have forgott but in the Close remember you tell me the Youths have a
desire to come home & seem to give your opinion 'twould be be[st]
for them Their Mother urges Strongly to have thm . sent for, ha[s]
undertaken to put her Brother [Henry] Armistead and mr. [Gawin]
Corbin upon writing for them I have writt to mr. [Thomas] Corbin in
England & I would have all consenting to a thing tht will soe [con]
siderably affect their future welfare If others agr[ee]
it very advisable & accordingly direct you to sen[d them]
by the first good Shipp after the receit hereof for [ . . . ]
their fortune promises thm no other but a Virga . L[ife & therefore]
an Insight into Virga Business will be of consi[derable value to]
thm. when they come to be men on the other Side [keeping them too]
long in Engld. will give thm a disrelish to their [positions]
all their Lifes after & make the Drudgery of Vi[rginia]
a trade too mean for their thoughts & the rem[embrance of]
pleasures they have left behind them lye too [heavily]
ever after This what I have allways observe[d of]
those have been kept in England till their manhood [ . . . ]
when you send them Let thm. be Equipt Suitable to their [station]
& Circumstances not too gaudy or rich yet Genteel & in such a manner [you]
think they may fairly be maintained in without deb[it]
to their Estates pray give my kind Love & Service to [them]
& accept the Same Yor. Self as from one tht is Sr
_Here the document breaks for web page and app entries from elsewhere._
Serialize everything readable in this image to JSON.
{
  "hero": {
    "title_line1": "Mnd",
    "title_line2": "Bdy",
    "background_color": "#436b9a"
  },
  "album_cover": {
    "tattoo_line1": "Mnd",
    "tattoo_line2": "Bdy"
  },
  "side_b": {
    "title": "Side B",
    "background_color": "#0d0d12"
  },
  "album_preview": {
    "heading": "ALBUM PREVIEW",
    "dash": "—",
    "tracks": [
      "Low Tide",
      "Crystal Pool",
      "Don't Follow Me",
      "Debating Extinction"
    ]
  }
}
Your hearty well wisher
Affectionate Countryman
and humble Servant

per the Corbin


Source copy consulted: Christ Church Parish, Lancaster County, Processioners' Returns, 1711-1783, and Wormeley Estate Papers, 1701-1710, 1716, Acc. 30126, Archives Research Services, Library of Virginia, Richmond, 165. Extract printed William and Mary Quarterly , 1st. ser., 17(1909): 258-259.

Robert Carter generally used a return address of "Rappahannock" for the river on which he lived rather than "Corotoman," the name of his home, on his correspondence, especially to merchants abroad. The county and colony have been added for clarity.

[1] RC was among the trustees for the young sons, Ralph (ca. 1681-1714) and John (1689-1727), of Ralph Wormeley after their father's death. They were at school in England when this letter was written.

[2] Their mother was Elizabeth Armistead Wormeley, RC's sister-in-law through his first wife, Judith Armistead. She was the widow of Ralph Wormeley, and mother of Ralph (ca. 1681-1714) and John (1689-1727).

This text revised July 7, 2008.